Samsung HT-D6750W

The Good

It's got the lot — Wi-Fi, Smart Hub, AllShare, Anynet+. Superb video playback on all formats. 3D sound actually works.

The Bad

Poor subwoofer. Bright-sounding super tweeters. Major dust magnet.

The Bottom Line

Gone are the days when home theatre systems simply delivered 5.1 channels of sound; this Samsung system does much, much more than that.

The slim head unit incorporates all sorts of technological goodies, including built-in Wi-Fi, 2D-to-3D conversion, the Smart Hub internet portal, 2GB of local storage, twin HDMI outputs — and on and on goes the list. Its networking ability is equally extensive, with AllShare DLNA support, and when teamed up with a display such as those in Samsung's latest-generation smart TVs (we used the rather excellent Series 7 55-inch 3D LED), you've got just about every networking base and media stream covered.

Aesthetically, it's all slimline and high-gloss black, which looks great until the dust starts settling on the fingerprints. Which is as soon as everything's switched on. The head unit's LED display doubles as the touch controls for the basic disc commands, and discs slide smoothly in and out of a hidden slot.

The onscreen menus are simple, colourful and easy to navigate, albeit a bit pedestrian when compared to some. First up, the system auto-calibrates itself, which takes the hassle out of that chore, and then you're ready for some wireless 3D action.

Surround performance

Anyone who's got this sort of system at home is going to be using it 99 per cent of the time in a surround sound mode, so that's what we kicked off with. With a clutch of conventional 2D Blu-rays as well as a few 3D titles, watching movies is what this system's all about. We dived straight in, loading up the wonderful 3D version of Ocean Wonderland. Such a visual movie; the 3D image quality was mesmerising with the HT-D6750W's 1080p output superbly rendered on the Series 7 screen. The TV's only as good as the source, and we've got no complaints about the 3D image that this player delivers — the level of detail is almost off the scale combined with pin-sharp resolution. We didn't detect any ghosting, and, overall, motion was handled super smoothly. The coral reefs displayed the fine mix of colours and natural hues that make up the Samsung TV's palette, and the same applies when it's up-scaling DVD or Blu-ray from 2D to 3D.

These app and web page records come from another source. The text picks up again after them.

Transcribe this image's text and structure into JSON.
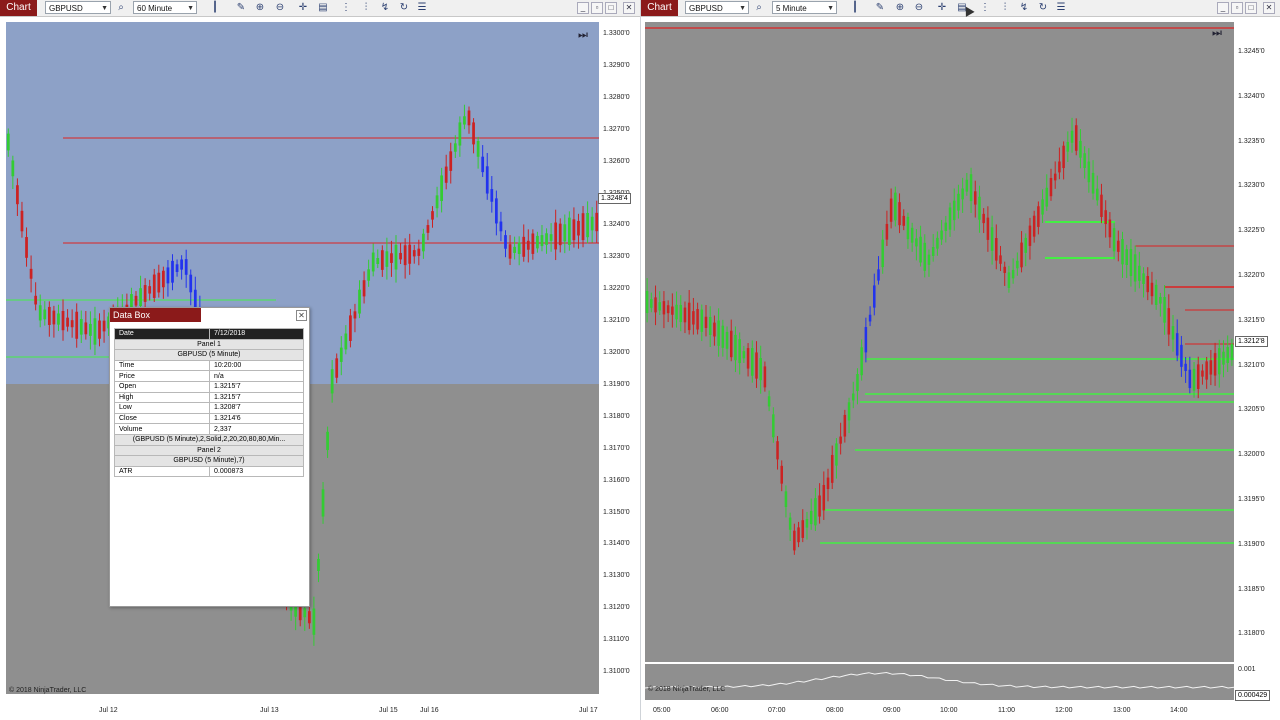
{
  "left_window": {
    "chart_button": "Chart",
    "instrument": "GBPUSD",
    "interval": "60 Minute",
    "y_axis_labels": [
      "1.3300'0",
      "1.3290'0",
      "1.3280'0",
      "1.3270'0",
      "1.3260'0",
      "1.3250'0",
      "1.3240'0",
      "1.3230'0",
      "1.3220'0",
      "1.3210'0",
      "1.3200'0",
      "1.3190'0",
      "1.3180'0",
      "1.3170'0",
      "1.3160'0",
      "1.3150'0",
      "1.3140'0",
      "1.3130'0",
      "1.3120'0",
      "1.3110'0",
      "1.3100'0"
    ],
    "current_price_tag": "1.3248'4",
    "x_axis_labels": [
      "Jul 12",
      "Jul 13",
      "Jul 15",
      "Jul 16",
      "Jul 17"
    ],
    "copyright": "© 2018 NinjaTrader, LLC"
  },
  "right_window": {
    "chart_button": "Chart",
    "instrument": "GBPUSD",
    "interval": "5 Minute",
    "y_axis_labels": [
      "1.3245'0",
      "1.3240'0",
      "1.3235'0",
      "1.3230'0",
      "1.3225'0",
      "1.3220'0",
      "1.3215'0",
      "1.3210'0",
      "1.3205'0",
      "1.3200'0",
      "1.3195'0",
      "1.3190'0",
      "1.3185'0",
      "1.3180'0"
    ],
    "current_price_tag": "1.3212'8",
    "x_axis_labels": [
      "05:00",
      "06:00",
      "07:00",
      "08:00",
      "09:00",
      "10:00",
      "11:00",
      "12:00",
      "13:00",
      "14:00"
    ],
    "indicator_axis_top": "0.001",
    "indicator_value_tag": "0.000429",
    "copyright": "© 2018 NinjaTrader, LLC"
  },
  "databox": {
    "title": "Data Box",
    "date_label": "Date",
    "date_value": "7/12/2018",
    "panel1_label": "Panel 1",
    "panel1_series": "GBPUSD (5 Minute)",
    "rows1": [
      {
        "label": "Time",
        "value": "10:20:00"
      },
      {
        "label": "Price",
        "value": "n/a"
      },
      {
        "label": "Open",
        "value": "1.3215'7"
      },
      {
        "label": "High",
        "value": "1.3215'7"
      },
      {
        "label": "Low",
        "value": "1.3208'7"
      },
      {
        "label": "Close",
        "value": "1.3214'6"
      },
      {
        "label": "Volume",
        "value": "2,337"
      }
    ],
    "indicator_series": "(GBPUSD (5 Minute),2,Solid,2,20,20,80,80,Min...",
    "panel2_label": "Panel 2",
    "panel2_series": "GBPUSD (5 Minute),7)",
    "rows2": [
      {
        "label": "ATR",
        "value": "0.000873"
      }
    ]
  },
  "colors": {
    "brand": "#8b1a1a",
    "plot_background": "#8f8f8f",
    "highlight_overlay": "#8da1c7",
    "up_candle": "#33cc33",
    "down_candle": "#cc2222",
    "volume_candle": "#2233ee",
    "level_line_green": "#44ee44",
    "level_line_red": "#dd2222"
  },
  "icons": [
    "chart-bars-icon",
    "pencil-icon",
    "zoom-in-icon",
    "zoom-out-icon",
    "crosshair-icon",
    "databox-icon",
    "properties-icon",
    "strategy-icon",
    "refresh-icon",
    "list-icon"
  ]
}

It's hard to draw your attention from such a breathtaking picture; however, the system in 3D sound mode has a pretty good stab. The speakers easily filled our large listening room, and the "vertical surround" genuinely works — movie soundtracks were delivered with plenty of power and precision, with a keen sense of space and depth. Avatar's loud, surround-infused sequences are dished up with the sort of dynamics required to impress, and the 3D sound keeps you in the centre of the action.

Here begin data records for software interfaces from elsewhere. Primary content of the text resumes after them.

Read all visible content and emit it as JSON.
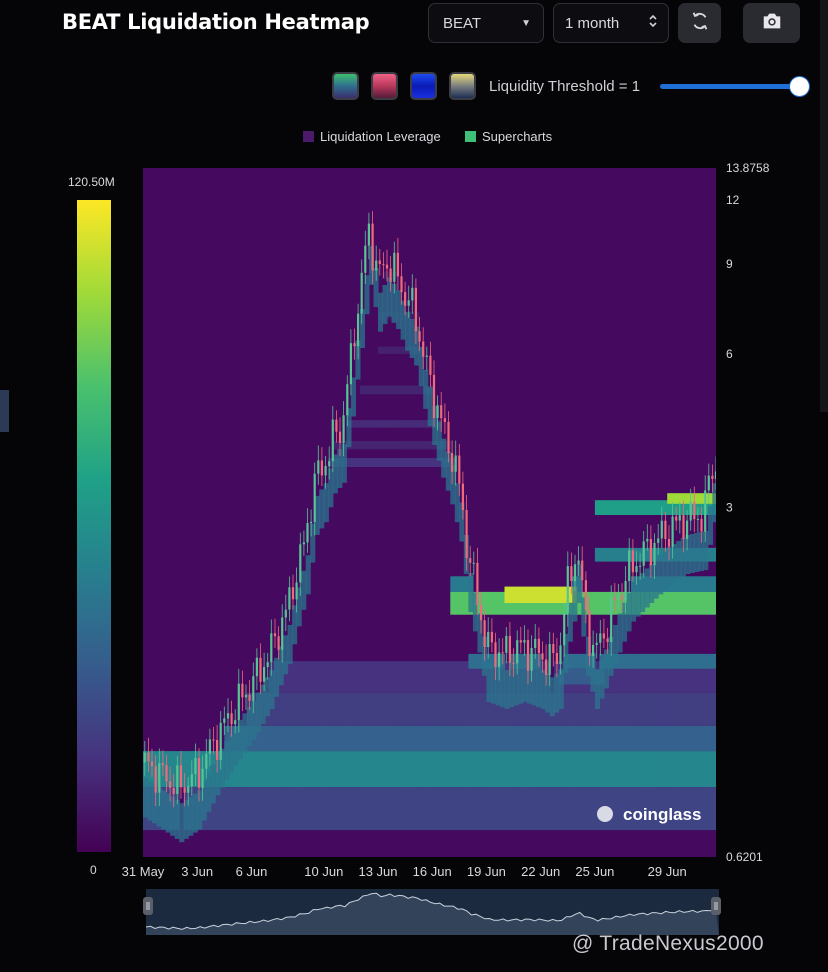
{
  "header": {
    "title": "BEAT Liquidation Heatmap",
    "symbol_value": "BEAT",
    "range_value": "1 month",
    "refresh_icon": "refresh-icon",
    "camera_icon": "camera-icon"
  },
  "toolbar": {
    "threshold_label": "Liquidity Threshold = 1",
    "threshold_value": 1,
    "palettes": [
      {
        "name": "viridis",
        "colors": [
          "#3fbd6e",
          "#2e6f8f",
          "#3a2f6e"
        ]
      },
      {
        "name": "red-pink",
        "colors": [
          "#f06287",
          "#b9385b",
          "#551b3a"
        ]
      },
      {
        "name": "blue",
        "colors": [
          "#1d4cf0",
          "#0a1ab5",
          "#1a2fe0"
        ]
      },
      {
        "name": "cividis",
        "colors": [
          "#e3d87a",
          "#7c7e80",
          "#1c2f55"
        ]
      }
    ]
  },
  "legend": {
    "items": [
      {
        "label": "Liquidation Leverage",
        "color": "#4b1a6b"
      },
      {
        "label": "Supercharts",
        "color": "#3fbf77"
      }
    ]
  },
  "colorbar": {
    "max_label": "120.50M",
    "min_label": "0"
  },
  "watermark": {
    "brand": "coinglass",
    "credit": "@ TradeNexus2000"
  },
  "chart_data": {
    "type": "heatmap",
    "title": "BEAT Liquidation Heatmap",
    "xlabel": "",
    "ylabel": "",
    "y_scale": "log",
    "ylim": [
      0.6201,
      13.8758
    ],
    "y_tick_labels": [
      "13.8758",
      "12",
      "9",
      "6",
      "3",
      "0.6201"
    ],
    "y_ticks": [
      13.8758,
      12,
      9,
      6,
      3,
      0.6201
    ],
    "x_tick_labels": [
      "31 May",
      "3 Jun",
      "6 Jun",
      "10 Jun",
      "13 Jun",
      "16 Jun",
      "19 Jun",
      "22 Jun",
      "25 Jun",
      "29 Jun"
    ],
    "x_ticks_day": [
      0,
      3,
      6,
      10,
      13,
      16,
      19,
      22,
      25,
      29
    ],
    "x_range_days": [
      0,
      31.7
    ],
    "colorscale": "viridis",
    "color_range": [
      0,
      120500000
    ],
    "price_series": {
      "name": "Supercharts",
      "day": [
        0,
        1,
        2,
        3,
        4,
        5,
        6,
        7,
        8,
        9,
        9.5,
        10,
        10.5,
        11,
        11.5,
        12,
        12.5,
        13,
        13.5,
        14,
        14.5,
        15,
        15.5,
        16,
        16.5,
        17,
        17.5,
        18,
        19,
        20,
        21,
        22,
        22.5,
        23,
        23.5,
        24,
        24.5,
        25,
        25.5,
        26,
        27,
        28,
        29,
        30,
        31,
        31.5
      ],
      "price": [
        0.95,
        0.9,
        0.85,
        0.9,
        1.05,
        1.2,
        1.35,
        1.55,
        1.9,
        2.6,
        3.4,
        3.6,
        4.1,
        4.3,
        5.8,
        7.9,
        10.5,
        8.5,
        9.1,
        8.6,
        7.8,
        7.3,
        6.0,
        5.1,
        4.4,
        3.9,
        3.3,
        2.4,
        1.6,
        1.55,
        1.6,
        1.55,
        1.5,
        1.55,
        2.1,
        2.5,
        1.8,
        1.55,
        1.7,
        1.9,
        2.3,
        2.5,
        2.7,
        2.85,
        2.9,
        3.6
      ]
    },
    "liquidity_bands": [
      {
        "from_day": 0,
        "to_day": 31.7,
        "low": 0.85,
        "high": 1.0,
        "intensity": 0.45
      },
      {
        "from_day": 0,
        "to_day": 31.7,
        "low": 1.0,
        "high": 1.12,
        "intensity": 0.3
      },
      {
        "from_day": 0,
        "to_day": 31.7,
        "low": 1.12,
        "high": 1.3,
        "intensity": 0.18
      },
      {
        "from_day": 0,
        "to_day": 31.7,
        "low": 0.7,
        "high": 0.85,
        "intensity": 0.2
      },
      {
        "from_day": 6,
        "to_day": 31.7,
        "low": 1.3,
        "high": 1.5,
        "intensity": 0.14
      },
      {
        "from_day": 9,
        "to_day": 31.7,
        "low": 3.6,
        "high": 3.75,
        "intensity": 0.14
      },
      {
        "from_day": 9,
        "to_day": 31.7,
        "low": 3.9,
        "high": 4.05,
        "intensity": 0.1
      },
      {
        "from_day": 10,
        "to_day": 31.7,
        "low": 4.3,
        "high": 4.45,
        "intensity": 0.12
      },
      {
        "from_day": 12,
        "to_day": 31.7,
        "low": 5.0,
        "high": 5.2,
        "intensity": 0.1
      },
      {
        "from_day": 13,
        "to_day": 31.7,
        "low": 6.0,
        "high": 6.2,
        "intensity": 0.09
      },
      {
        "from_day": 13,
        "to_day": 31.7,
        "low": 7.0,
        "high": 7.25,
        "intensity": 0.07
      },
      {
        "from_day": 13,
        "to_day": 31.7,
        "low": 8.4,
        "high": 8.7,
        "intensity": 0.07
      },
      {
        "from_day": 13,
        "to_day": 31.7,
        "low": 9.9,
        "high": 10.2,
        "intensity": 0.06
      },
      {
        "from_day": 13,
        "to_day": 31.7,
        "low": 12.1,
        "high": 12.5,
        "intensity": 0.05
      },
      {
        "from_day": 17,
        "to_day": 31.7,
        "low": 1.85,
        "high": 2.05,
        "intensity": 0.72
      },
      {
        "from_day": 17,
        "to_day": 31.7,
        "low": 2.05,
        "high": 2.2,
        "intensity": 0.4
      },
      {
        "from_day": 20,
        "to_day": 24,
        "low": 1.95,
        "high": 2.1,
        "intensity": 0.92
      },
      {
        "from_day": 25,
        "to_day": 31.7,
        "low": 2.9,
        "high": 3.1,
        "intensity": 0.55
      },
      {
        "from_day": 29,
        "to_day": 31.7,
        "low": 3.05,
        "high": 3.2,
        "intensity": 0.85
      },
      {
        "from_day": 25,
        "to_day": 31.7,
        "low": 2.35,
        "high": 2.5,
        "intensity": 0.42
      },
      {
        "from_day": 18,
        "to_day": 31.7,
        "low": 1.45,
        "high": 1.55,
        "intensity": 0.35
      },
      {
        "from_day": 23,
        "to_day": 25.5,
        "low": 1.35,
        "high": 1.45,
        "intensity": 0.28
      }
    ]
  }
}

As with most all-in-one systems such as this, the Samsung has its limits. The subwoofer is the main culprit, sonically bailing out when you give the volume a healthy nudge. It's a boomy- and chuffy-sounding unit as well, lacking the genuine depth, control and speed of a decent active subwoofer.

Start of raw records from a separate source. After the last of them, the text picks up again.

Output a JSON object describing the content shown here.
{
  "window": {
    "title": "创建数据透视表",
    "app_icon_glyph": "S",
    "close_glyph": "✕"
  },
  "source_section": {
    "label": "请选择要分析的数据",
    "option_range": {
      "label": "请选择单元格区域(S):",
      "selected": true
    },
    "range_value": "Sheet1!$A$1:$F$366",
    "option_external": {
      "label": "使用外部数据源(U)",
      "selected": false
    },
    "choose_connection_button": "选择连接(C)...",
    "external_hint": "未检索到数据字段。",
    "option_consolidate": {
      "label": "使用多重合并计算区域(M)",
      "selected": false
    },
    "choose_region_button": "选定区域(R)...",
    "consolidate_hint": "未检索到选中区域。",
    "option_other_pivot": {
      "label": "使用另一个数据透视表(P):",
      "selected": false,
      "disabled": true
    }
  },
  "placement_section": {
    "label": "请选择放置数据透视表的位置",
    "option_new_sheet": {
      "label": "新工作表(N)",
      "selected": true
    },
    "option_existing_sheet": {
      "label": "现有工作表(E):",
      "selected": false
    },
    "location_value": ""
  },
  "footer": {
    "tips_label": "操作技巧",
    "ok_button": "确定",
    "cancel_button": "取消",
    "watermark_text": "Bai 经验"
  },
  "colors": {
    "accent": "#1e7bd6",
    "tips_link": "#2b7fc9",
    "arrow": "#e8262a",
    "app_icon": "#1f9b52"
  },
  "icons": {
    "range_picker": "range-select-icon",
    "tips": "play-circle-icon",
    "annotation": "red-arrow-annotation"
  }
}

Stereo performance

Appreciating the finer musical nuances of a JS Bach clarinet concerto is not what this system's about. Sure, it'll play stereo music from all sorts of different digital formats, and there's even an iPod/iPhone cradle included, but serious music gets a bit short changed. The super tweeters tend to sound too harsh and bright, while the subwoofer's boom makes music sound sluggish and laboured. For background tunes, or for streaming some compressed MP3s, WAV or WMA files, it sounds OK, and, with a few tweaky audio features and DSPs, it can sound quite good — as long as you don't expect audiophile performance.


By far, this system's biggest appeal is its vast array of networking and streaming features. Gone are the days when home theatre systems simply delivered 5.1 channels of sound; this Samsung system does much, much more than that. Picture quality is superb, the 3D sound works, but a weak subwoofer and fizzy treble let it down, sonically speaking.